With ‘Stakeholder’ Edict, Will
Business Roundtable Catch Up With CEOs?
Jeffrey Sonnenfeld - August 20, 2019
week’s business headlines opened with widespread congratulatory pieces
that American business community was
wider set of performance indicators than shareholder value alone.
At the same time, we should recognize that such responsible and
responsive social conduct has long been far more accepted practice by
progressive business leaders than presumed.
This is not a novel position for the Business Roundtable but a
rediscovery of its original position. It is also not a revolutionary
set of principles for U.S. business leaders but the return to
collective voice by this formal association. The founding generation
of the Business Roundtable, the “Great Generation” or the “soldier
generation” of World War II possessed sweeping noble visions but was
succeeded by the narrower “Bobbysoxer Generation” which came of age in
the 1950s. Now finally, the Woodstock Generation is expressing
themselves as a last chance in the saddle.
Roughly 200 CEO members of the Business Roundtable (BRT) issued a
statement declaring, “While each of our individual companies serves
its own corporate purpose, we share a fundamental commitment to all
our stakeholders.” These U.S. business leaders should be celebrated
for their certification as mainstream what has already been evolving
as widespread corporate citizenship in existing practice.
This announcement supposedly reversed this business group’s original
worship of economist Milton Friedman’s admonition that “the only
responsibility of business is the bottom line” with a focus only on
the supremacy of shareholders.

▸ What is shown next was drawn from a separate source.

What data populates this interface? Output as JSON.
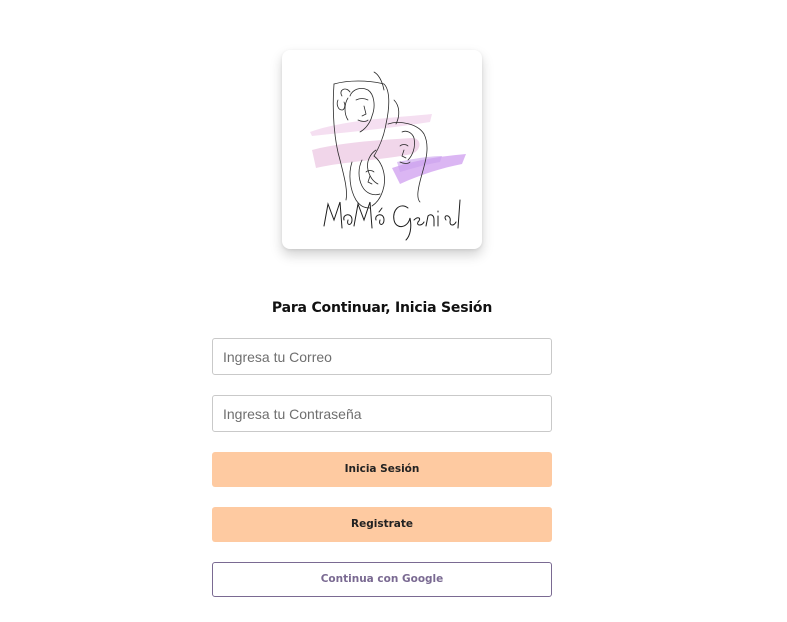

In reality, Friedman’s scold was not
underscoring prevailing practice but seen as a correction to the
then-surge of corporate do-gooders. Furthermore, even the forgotten
rest of Friedman’s commentary acknowledged, “It may well be in the
long-run interest of a corporation … [to] devote resources to
providing amenities to the community.”
knew many of the founders of the Business Roundtable, who formed the
organization to address the negative image of business in American
life at the time in the wake of ferocious battles over environmental
disasters (e.g. the infamous Tennessee Valley of Drums, the raging
fire on Ohio’s Cuyahuga River and the nightmare of contamination for
home owners at Love Canal New York by Hooker Chemical), race riots in
cities across the nation, and a country torn over the Vietnam War.
hundred top chief executives founded the Roundtable in 1972 after
years of watching the business community’s public image decline.
Working sometimes with Washington, but often on its own, the
Roundtable tackled problems like improving global workplace
conditions, retraining, diversity and environmental sustainability.
They understood that their jobs went beyond their office walls.
Reginald Jones of G.E. was one of the first chief executives to
champion the term “corporate social responsibility.” In fact, their
lofty missions were so virtuous that G.E.’s Jack Welch, a generation
later, complained to me that they had taken their eyes off the ball of
their own firms’ competitiveness, preferring to work on social issues
instead of parochial commercial concerns (somewhat ironically, GE’s
current CEO, Lawrence Kulp, is one of a handful of BRT members who
declined signing this new statement.)
Sadly, by the 1990s, the Business Roundtable had become cynical and
distant with some leaders even ethically impaired. As public trust in
the business community plummeted in the wake of Enron and other
scandals of the early 2000s, the group pulled back and imperfect
reforms were hastily passed with the BRT having a tantrum on the
sidelines. Jeff Kindler of Pfizer worked valiantly to try to build a
consensus during the creation of Obamacare with little support in the
late 1990s. Others dug in on the budget wars of the early 2010s.
individual CEOs at many of America’s most well-known companies—many of
them BRT members—took the lead on social issues. As the industrialist
George Weyerhaeuser told me in 1978, “We have a license to operate
from society, and if we violate its terms, it can be withdrawn.
Citizenship is part of that contract.” Having researched this field
for over 40 years, Weyerhauser was far from an outlier in practicing
such noble values. In 1985, Johnson & Johnson’s CEO James Burke told
me that “Our most powerful tool is institutional trust which is real,
palpable and bankable. Every act that builds that trust enhances the
value long term of the business.”
More recently, PepsiCo’s Indra Nooyi championed “Performance with
Purpose” over 15 years, meeting ambitious internal yardsticks on
nutrition such as ending trans-fats, reducing sugar and sodium, and
environmental sustainability milestones on recyclable packaging and
responsible water use. Similarly, years ago, Paul Polman of Unilever
launched its “Sustainable Living Plan,” which set ambitious goals such
as cutting Unilever’s environmental impact in half by 2030.
is senior associate dean, leadership studies, Lester Crown
professor of leadership practice, Yale School of Management, as
well as president of the Yale Chief Executive Leadership Institute
and author of The Hero’s Farewell and Firing Back.
2018 | ChiefExecutive.net